__WORK INSTRUCTION__:
For each record here, output an exact copy.

__SOURCE MATERIAL__:
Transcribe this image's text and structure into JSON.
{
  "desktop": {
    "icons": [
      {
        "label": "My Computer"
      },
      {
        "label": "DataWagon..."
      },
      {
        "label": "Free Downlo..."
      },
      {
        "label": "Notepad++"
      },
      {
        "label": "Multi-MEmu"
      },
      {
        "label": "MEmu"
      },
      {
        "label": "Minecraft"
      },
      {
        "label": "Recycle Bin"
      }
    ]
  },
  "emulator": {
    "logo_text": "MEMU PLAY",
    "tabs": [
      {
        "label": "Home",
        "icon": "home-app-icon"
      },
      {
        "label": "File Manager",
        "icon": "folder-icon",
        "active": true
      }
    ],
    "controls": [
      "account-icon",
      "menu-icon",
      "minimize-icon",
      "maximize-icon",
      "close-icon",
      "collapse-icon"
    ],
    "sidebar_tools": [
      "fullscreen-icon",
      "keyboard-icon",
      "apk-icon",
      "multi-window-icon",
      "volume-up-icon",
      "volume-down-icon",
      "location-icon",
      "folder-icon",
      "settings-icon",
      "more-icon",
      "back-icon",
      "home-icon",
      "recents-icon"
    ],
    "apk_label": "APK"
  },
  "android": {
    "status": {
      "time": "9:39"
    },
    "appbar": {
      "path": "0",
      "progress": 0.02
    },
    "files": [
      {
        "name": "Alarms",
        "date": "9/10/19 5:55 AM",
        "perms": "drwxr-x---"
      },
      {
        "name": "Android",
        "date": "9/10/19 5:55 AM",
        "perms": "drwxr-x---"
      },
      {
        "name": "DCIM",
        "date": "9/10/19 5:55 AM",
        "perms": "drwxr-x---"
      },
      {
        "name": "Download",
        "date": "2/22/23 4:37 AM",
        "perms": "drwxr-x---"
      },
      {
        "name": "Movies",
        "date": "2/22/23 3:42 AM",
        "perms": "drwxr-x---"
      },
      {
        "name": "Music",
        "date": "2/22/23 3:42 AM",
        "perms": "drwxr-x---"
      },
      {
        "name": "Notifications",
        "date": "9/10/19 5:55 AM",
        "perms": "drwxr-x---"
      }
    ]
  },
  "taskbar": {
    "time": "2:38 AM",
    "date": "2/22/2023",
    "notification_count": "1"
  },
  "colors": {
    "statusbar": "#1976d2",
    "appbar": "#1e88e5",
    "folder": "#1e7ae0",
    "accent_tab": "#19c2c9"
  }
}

__EXERCISE RESULT__:
Transcribe this image's text and structure into JSON.
{
  "desktop": {
    "icons": [
      {
        "label": "My Computer"
      },
      {
        "label": "DataWagon..."
      },
      {
        "label": "Free Downlo..."
      },
      {
        "label": "Notepad++"
      },
      {
        "label": "Multi-MEmu"
      },
      {
        "label": "MEmu"
      },
      {
        "label": "Minecraft"
      },
      {
        "label": "Recycle Bin"
      }
    ]
  },
  "emulator": {
    "logo_text": "MEMU PLAY",
    "tabs": [
      {
        "label": "Home",
        "icon": "home-app-icon"
      },
      {
        "label": "File Manager",
        "icon": "folder-icon",
        "active": true
      }
    ],
    "controls": [
      "account-icon",
      "menu-icon",
      "minimize-icon",
      "maximize-icon",
      "close-icon",
      "collapse-icon"
    ],
    "sidebar_tools": [
      "fullscreen-icon",
      "keyboard-icon",
      "apk-icon",
      "multi-window-icon",
      "volume-up-icon",
      "volume-down-icon",
      "location-icon",
      "folder-icon",
      "settings-icon",
      "more-icon",
      "back-icon",
      "home-icon",
      "recents-icon"
    ],
    "apk_label": "APK"
  },
  "android": {
    "status": {
      "time": "9:39"
    },
    "appbar": {
      "path": "0",
      "progress": 0.02
    },
    "files": [
      {
        "name": "Alarms",
        "date": "9/10/19 5:55 AM",
        "perms": "drwxr-x---"
      },
      {
        "name": "Android",
        "date": "9/10/19 5:55 AM",
        "perms": "drwxr-x---"
      },
      {
        "name": "DCIM",
        "date": "9/10/19 5:55 AM",
        "perms": "drwxr-x---"
      },
      {
        "name": "Download",
        "date": "2/22/23 4:37 AM",
        "perms": "drwxr-x---"
      },
      {
        "name": "Movies",
        "date": "2/22/23 3:42 AM",
        "perms": "drwxr-x---"
      },
      {
        "name": "Music",
        "date": "2/22/23 3:42 AM",
        "perms": "drwxr-x---"
      },
      {
        "name": "Notifications",
        "date": "9/10/19 5:55 AM",
        "perms": "drwxr-x---"
      }
    ]
  },
  "taskbar": {
    "time": "2:38 AM",
    "date": "2/22/2023",
    "notification_count": "1"
  },
  "colors": {
    "statusbar": "#1976d2",
    "appbar": "#1e88e5",
    "folder": "#1e7ae0",
    "accent_tab": "#19c2c9"
  }
}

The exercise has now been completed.